• AIM OF THE TASK: Everything in the data gets repeated exactly, except for the pictures.
• • • •
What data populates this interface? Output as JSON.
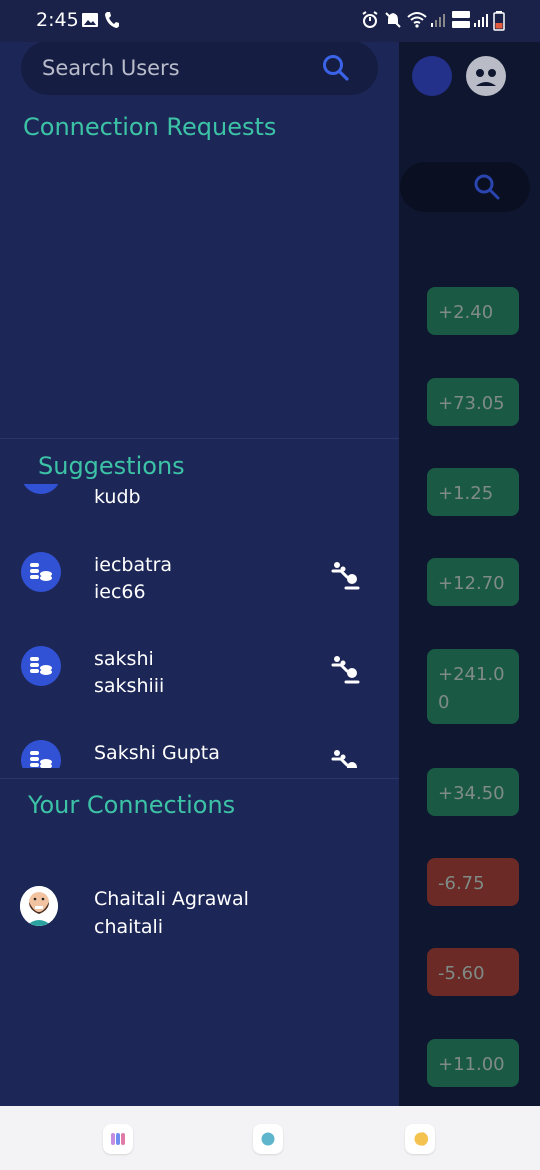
{
  "status_bar": {
    "time": "2:45"
  },
  "drawer": {
    "search": {
      "placeholder": "Search Users"
    },
    "connection_requests": {
      "title": "Connection Requests"
    },
    "suggestions": {
      "title": "Suggestions",
      "items": [
        {
          "name": "",
          "handle": "kudb"
        },
        {
          "name": "iecbatra",
          "handle": "iec66"
        },
        {
          "name": "sakshi",
          "handle": "sakshiii"
        },
        {
          "name": "Sakshi Gupta",
          "handle": ""
        }
      ]
    },
    "your_connections": {
      "title": "Your Connections",
      "items": [
        {
          "name": "Chaitali Agrawal",
          "handle": "chaitali"
        }
      ]
    }
  },
  "background": {
    "values": [
      {
        "line1": "+2.40",
        "line2": ""
      },
      {
        "line1": "+73.05",
        "line2": ""
      },
      {
        "line1": "+1.25",
        "line2": ""
      },
      {
        "line1": "+12.70",
        "line2": ""
      },
      {
        "line1": "+241.0",
        "line2": "0"
      },
      {
        "line1": "+34.50",
        "line2": ""
      },
      {
        "line1": "-6.75",
        "line2": ""
      },
      {
        "line1": "-5.60",
        "line2": ""
      },
      {
        "line1": "+11.00",
        "line2": ""
      }
    ]
  },
  "colors": {
    "accent": "#3cc3a6",
    "drawer_bg": "#1d2757",
    "positive": "#1a5a44",
    "negative": "#6b2a25",
    "avatar": "#3252d6"
  }
}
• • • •
• ANSWER TO THE PROBLEM:
What data populates this interface? Output as JSON.
{
  "status_bar": {
    "time": "2:45"
  },
  "drawer": {
    "search": {
      "placeholder": "Search Users"
    },
    "connection_requests": {
      "title": "Connection Requests"
    },
    "suggestions": {
      "title": "Suggestions",
      "items": [
        {
          "name": "",
          "handle": "kudb"
        },
        {
          "name": "iecbatra",
          "handle": "iec66"
        },
        {
          "name": "sakshi",
          "handle": "sakshiii"
        },
        {
          "name": "Sakshi Gupta",
          "handle": ""
        }
      ]
    },
    "your_connections": {
      "title": "Your Connections",
      "items": [
        {
          "name": "Chaitali Agrawal",
          "handle": "chaitali"
        }
      ]
    }
  },
  "background": {
    "values": [
      {
        "line1": "+2.40",
        "line2": ""
      },
      {
        "line1": "+73.05",
        "line2": ""
      },
      {
        "line1": "+1.25",
        "line2": ""
      },
      {
        "line1": "+12.70",
        "line2": ""
      },
      {
        "line1": "+241.0",
        "line2": "0"
      },
      {
        "line1": "+34.50",
        "line2": ""
      },
      {
        "line1": "-6.75",
        "line2": ""
      },
      {
        "line1": "-5.60",
        "line2": ""
      },
      {
        "line1": "+11.00",
        "line2": ""
      }
    ]
  },
  "colors": {
    "accent": "#3cc3a6",
    "drawer_bg": "#1d2757",
    "positive": "#1a5a44",
    "negative": "#6b2a25",
    "avatar": "#3252d6"
  }
}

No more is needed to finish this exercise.